I try to avoid personal insults aimed at other commenters, but after being on the end of too many "POS" and "sucking corporate d*ck" attacks from the assorted juvenile potty-mouthed leftists here for disagreeing with them, I'll happily give as good as I get.
Javinator
5 / 5 (2) Jan 27, 2011
As soon as you label someone as a part of the group that you've insulted previously, you have just personally insulted that individual.
geokstr
2.3 / 5 (3) Jan 27, 2011
As soon as you label someone as a part of the group that you've insulted previously, you have just personally insulted that individual.

Yeah, right. You can't see the difference between criticizing leftism or other ideology in general and calling someone a POS or dumb or stupid or accuse them of "sucking corporate d*ck" and on and on, as a number of commenters here do? (and you know who you are)

One is part of debate, even in polite company and the other will get you decked. But certain people are so brave that they will talk that way to your computer but not to your face.
Javinator
3.7 / 5 (3) Jan 28, 2011
Neither has part in debate.
geokstr
1 / 5 (1) Jan 28, 2011
Neither has part in debate.

Really?

Are you saying that I can't criticize ideology in debate? What is the point of debate otherwise, wherever politics is even peripherally involved, as it is often in these times, even where "science" is concerned?

The whole AGW controversy has been politicized beyond belief, mostly by the left, as have things like "carcinogens" and "multi-hand smoke" and energy alternatives and population demographics and economic policy and lots more.

A good chunk of the articles on this "unbiased" "objective" "non-political" "science" site are fraught with political implications, and like many other pop-sci sites, it has been co-opted with a left lean.

There is an article today I found elsewhere about a new peer reviewed study that says that the Himalayan glaciers are NOT shrinking, some are growing, and that climate change is not a factor. I will be interested to see if this site covers it, and if so, how they spin it.
Javinator
1 / 5 (2) Jan 28, 2011
If you equate me to Hitler, I'd probably take offense.

If you equate leftist ideology to Hitler's, then call me a leftist, it's the same thing as you calling me Hitler. Then you wonder why I take offence.

There's a difference between logical criticism and mudslinging.

A good chunk of the articles on this "unbiased" "objective" "non-political" "science" site are fraught with political implications, and like many other pop-sci sites, it has been co-opted with a left lean.


Most (not all) scientists are "on the left" as you would say. As such, there's not too much science coming from "your side".

More news stories

Six Nepalese dead, six missing in Everest avalanche
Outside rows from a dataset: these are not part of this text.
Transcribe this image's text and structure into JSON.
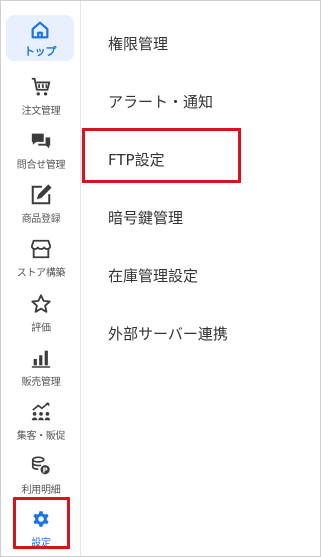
{
  "sidebar": {
    "items": [
      {
        "label": "トップ",
        "icon": "home-icon"
      },
      {
        "label": "注文管理",
        "icon": "cart-icon"
      },
      {
        "label": "問合せ管理",
        "icon": "chat-icon"
      },
      {
        "label": "商品登録",
        "icon": "edit-icon"
      },
      {
        "label": "ストア構築",
        "icon": "store-icon"
      },
      {
        "label": "評価",
        "icon": "star-icon"
      },
      {
        "label": "販売管理",
        "icon": "bar-chart-icon"
      },
      {
        "label": "集客・販促",
        "icon": "people-growth-icon"
      },
      {
        "label": "利用明細",
        "icon": "coins-icon"
      },
      {
        "label": "設定",
        "icon": "gear-icon"
      }
    ]
  },
  "menu": {
    "items": [
      {
        "label": "権限管理"
      },
      {
        "label": "アラート・通知"
      },
      {
        "label": "FTP設定"
      },
      {
        "label": "暗号鍵管理"
      },
      {
        "label": "在庫管理設定"
      },
      {
        "label": "外部サーバー連携"
      }
    ]
  },
  "colors": {
    "accent": "#1a73e8",
    "highlight_border": "#d7131f",
    "home_bg": "#e8f0fd",
    "icon": "#3c3c3c"
  }
}
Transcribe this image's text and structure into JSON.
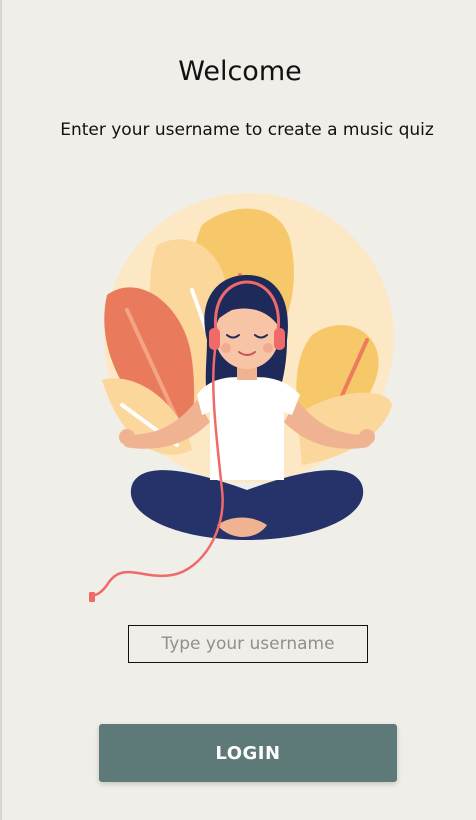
{
  "header": {
    "title": "Welcome",
    "subtitle": "Enter your username to create a music quiz"
  },
  "form": {
    "username_placeholder": "Type your username",
    "username_value": "",
    "login_label": "LOGIN"
  },
  "illustration": {
    "icon": "meditating-person-with-headphones-illustration"
  },
  "colors": {
    "background": "#f0eee8",
    "button": "#5d7a78",
    "sun": "#fde8c6",
    "leaf_coral": "#e97a5c",
    "leaf_yellow": "#f7c86a",
    "navy": "#26336b",
    "headphones": "#f06a6a"
  }
}
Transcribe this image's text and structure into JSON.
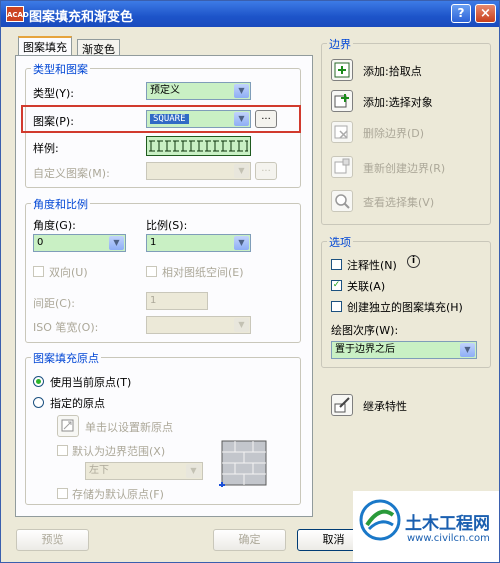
{
  "window": {
    "title": "图案填充和渐变色",
    "app_icon": "ACAD"
  },
  "titlebar": {
    "help_glyph": "?",
    "close_glyph": "×"
  },
  "tabs": [
    {
      "label": "图案填充",
      "active": true
    },
    {
      "label": "渐变色",
      "active": false
    }
  ],
  "type_pattern": {
    "group_title": "类型和图案",
    "type_label": "类型(Y):",
    "type_value": "预定义",
    "pattern_label": "图案(P):",
    "pattern_value": "SQUARE",
    "swatch_label": "样例:",
    "custom_label": "自定义图案(M):",
    "ellipsis": "..."
  },
  "angle_scale": {
    "group_title": "角度和比例",
    "angle_label": "角度(G):",
    "angle_value": "0",
    "scale_label": "比例(S):",
    "scale_value": "1",
    "double_label": "双向(U)",
    "relative_label": "相对图纸空间(E)",
    "spacing_label": "间距(C):",
    "spacing_value": "1",
    "iso_label": "ISO 笔宽(O):"
  },
  "origin": {
    "group_title": "图案填充原点",
    "current_label": "使用当前原点(T)",
    "specified_label": "指定的原点",
    "click_label": "单击以设置新原点",
    "default_extent_label": "默认为边界范围(X)",
    "position_value": "左下",
    "store_label": "存储为默认原点(F)"
  },
  "boundaries": {
    "group_title": "边界",
    "pick_points": "添加:拾取点",
    "select_objects": "添加:选择对象",
    "remove": "删除边界(D)",
    "recreate": "重新创建边界(R)",
    "view": "查看选择集(V)"
  },
  "options": {
    "group_title": "选项",
    "annotative_label": "注释性(N)",
    "info_glyph": "i",
    "associative_label": "关联(A)",
    "separate_label": "创建独立的图案填充(H)",
    "draw_order_label": "绘图次序(W):",
    "draw_order_value": "置于边界之后"
  },
  "inherit_label": "继承特性",
  "footer": {
    "preview": "预览",
    "ok": "确定",
    "cancel": "取消"
  },
  "watermark": {
    "name": "土木工程网",
    "url": "www.civilcn.com"
  },
  "icons": {
    "check": "✓",
    "arrow": "▼"
  }
}
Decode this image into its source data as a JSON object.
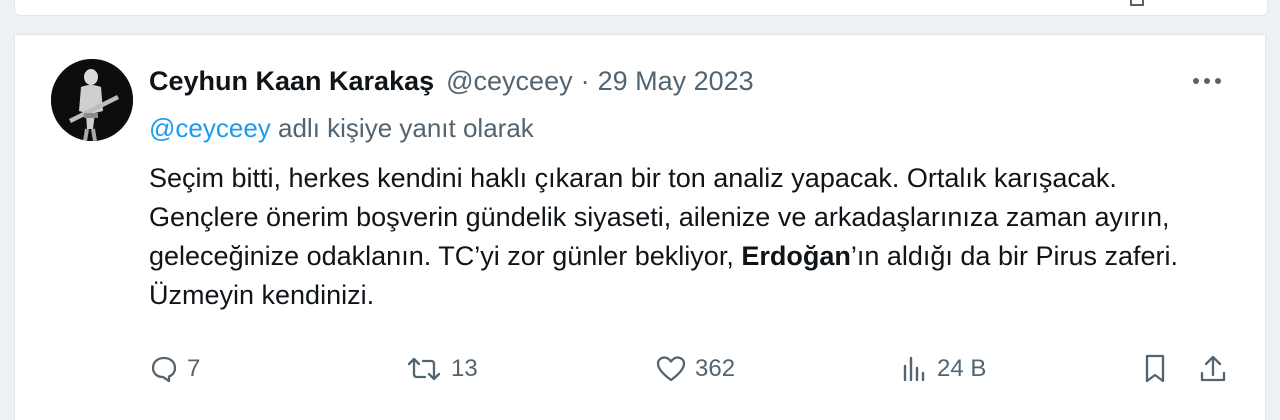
{
  "tweet": {
    "author_name": "Ceyhun Kaan Karakaş",
    "handle": "@ceyceey",
    "separator": "·",
    "date": "29 May 2023",
    "reply_to": {
      "mention": "@ceyceey",
      "suffix": " adlı kişiye yanıt olarak"
    },
    "body": {
      "part1": "Seçim bitti, herkes kendini haklı çıkaran bir ton analiz yapacak. Ortalık karışacak. Gençlere önerim boşverin gündelik siyaseti, ailenize ve arkadaşlarınıza zaman ayırın, geleceğinize odaklanın. TC’yi zor günler bekliyor, ",
      "bold": "Erdoğan",
      "part2": "’ın aldığı da bir Pirus zaferi. Üzmeyin kendinizi."
    },
    "actions": {
      "replies": "7",
      "retweets": "13",
      "likes": "362",
      "views": "24 B"
    }
  },
  "icons": {
    "more": "more-horizontal-icon",
    "reply": "speech-bubble-icon",
    "retweet": "retweet-arrows-icon",
    "like": "heart-icon",
    "views": "bar-chart-icon",
    "bookmark": "bookmark-icon",
    "share": "share-upload-icon"
  },
  "colors": {
    "text": "#0f1419",
    "secondary": "#536471",
    "link": "#1d9bf0",
    "background": "#eef1f4",
    "card": "#ffffff"
  }
}
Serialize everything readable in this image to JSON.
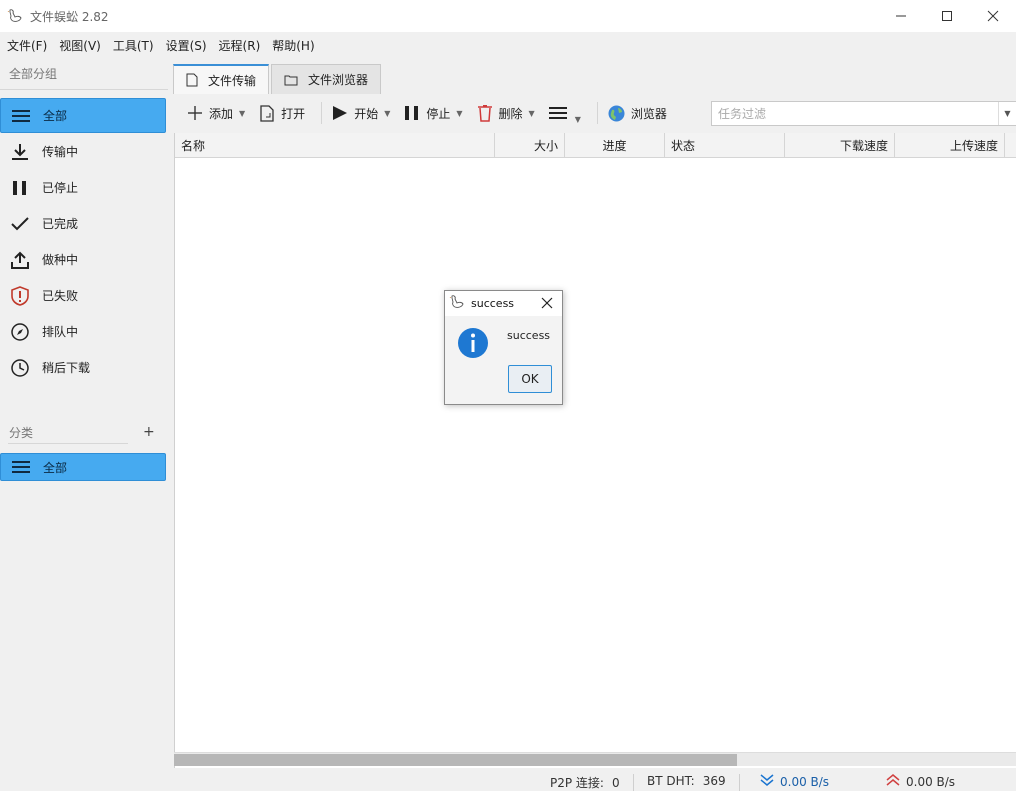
{
  "window": {
    "title": "文件蜈蚣 2.82"
  },
  "menu": [
    "文件(F)",
    "视图(V)",
    "工具(T)",
    "设置(S)",
    "远程(R)",
    "帮助(H)"
  ],
  "sidebar": {
    "group_header": "全部分组",
    "items": [
      {
        "label": "全部",
        "icon": "list-icon",
        "active": true
      },
      {
        "label": "传输中",
        "icon": "download-icon"
      },
      {
        "label": "已停止",
        "icon": "pause-icon"
      },
      {
        "label": "已完成",
        "icon": "check-icon"
      },
      {
        "label": "做种中",
        "icon": "upload-icon"
      },
      {
        "label": "已失败",
        "icon": "shield-alert-icon"
      },
      {
        "label": "排队中",
        "icon": "compass-icon"
      },
      {
        "label": "稍后下载",
        "icon": "clock-icon"
      }
    ],
    "category_header": "分类",
    "category_add": "+",
    "categories": [
      {
        "label": "全部",
        "icon": "list-icon",
        "active": true
      }
    ]
  },
  "tabs": [
    {
      "label": "文件传输",
      "icon": "file-icon",
      "active": true
    },
    {
      "label": "文件浏览器",
      "icon": "folder-icon",
      "active": false
    }
  ],
  "toolbar": {
    "add": "添加",
    "open": "打开",
    "start": "开始",
    "stop": "停止",
    "delete": "删除",
    "browser": "浏览器",
    "filter_placeholder": "任务过滤"
  },
  "table": {
    "columns": [
      "名称",
      "大小",
      "进度",
      "状态",
      "下载速度",
      "上传速度"
    ],
    "rows": []
  },
  "status": {
    "p2p_label": "P2P 连接:",
    "p2p_value": "0",
    "dht_label": "BT DHT:",
    "dht_value": "369",
    "down_speed": "0.00 B/s",
    "up_speed": "0.00 B/s"
  },
  "dialog": {
    "title": "success",
    "message": "success",
    "ok": "OK"
  },
  "colors": {
    "accent": "#46aaf0",
    "accent_border": "#2f8ed6",
    "info_icon": "#1e78d2",
    "down_arrow": "#1a74d0",
    "up_arrow": "#d04040"
  }
}
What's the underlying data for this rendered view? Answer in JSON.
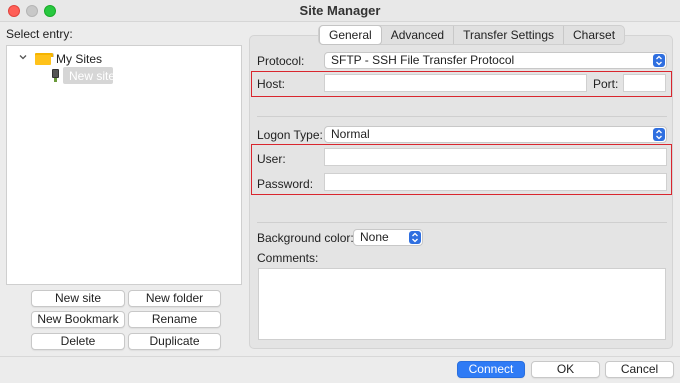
{
  "window": {
    "title": "Site Manager"
  },
  "left": {
    "select_entry_label": "Select entry:",
    "tree": {
      "root_label": "My Sites",
      "site_label": "New site"
    },
    "buttons": {
      "new_site": "New site",
      "new_folder": "New folder",
      "new_bookmark": "New Bookmark",
      "rename": "Rename",
      "delete": "Delete",
      "duplicate": "Duplicate"
    }
  },
  "tabs": [
    "General",
    "Advanced",
    "Transfer Settings",
    "Charset"
  ],
  "active_tab": "General",
  "general": {
    "protocol_label": "Protocol:",
    "protocol_value": "SFTP - SSH File Transfer Protocol",
    "host_label": "Host:",
    "host_value": "",
    "port_label": "Port:",
    "port_value": "",
    "logon_type_label": "Logon Type:",
    "logon_type_value": "Normal",
    "user_label": "User:",
    "user_value": "",
    "password_label": "Password:",
    "password_value": "",
    "background_color_label": "Background color:",
    "background_color_value": "None",
    "comments_label": "Comments:",
    "comments_value": ""
  },
  "footer": {
    "connect": "Connect",
    "ok": "OK",
    "cancel": "Cancel"
  },
  "colors": {
    "accent": "#2f7bf5",
    "highlight_border": "#d9262e",
    "folder": "#ffc21a"
  },
  "icons": {
    "tree_toggle": "chevron-down-icon",
    "folder": "folder-icon",
    "site": "site-icon",
    "select_stepper": "up-down-chevron-icon"
  }
}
At least six Nepalese climbing guides have been killed and six others are missing after an avalanche struck Mount Everest early Friday in one of the deadliest accidents on the world's highest peak, officials ...

China says massive area of its soil polluted

A huge area of China's soil covering more than twice the size of Spain is estimated to be polluted, the government said Thursday, announcing findings of a survey previously kept secret.

There's something ancient in the icebox

Glaciers are commonly thought to work like a belt sander. As they move over the land they scrape off everything—vegetation, soil, and even the top layer of bedrock. So scientists were greatly surprised ...

Clean air: Fewer sources for self-cleaning

Up to now, HONO, also known as nitrous acid, was considered one of the most important sources of hydroxyl radicals (OH), which are regarded as the detergent of the atmosphere, allowing the air to clean itself. ...

Scientists tether lionfish to Cayman reefs

Research done by U.S. scientists in the Cayman Islands suggests that native predators can be trained to gobble up invasive lionfish that colonize regional reefs and voraciously prey on juvenile marine creatures.

Leeches help save woman's ear after pit bull mauling

(HealthDay)—A pit bull attack in July 2013 left a 19-year-old woman with her left ear ripped from her head, leaving an open wound. After preserving the ear, the surgical team started with a reconnection ...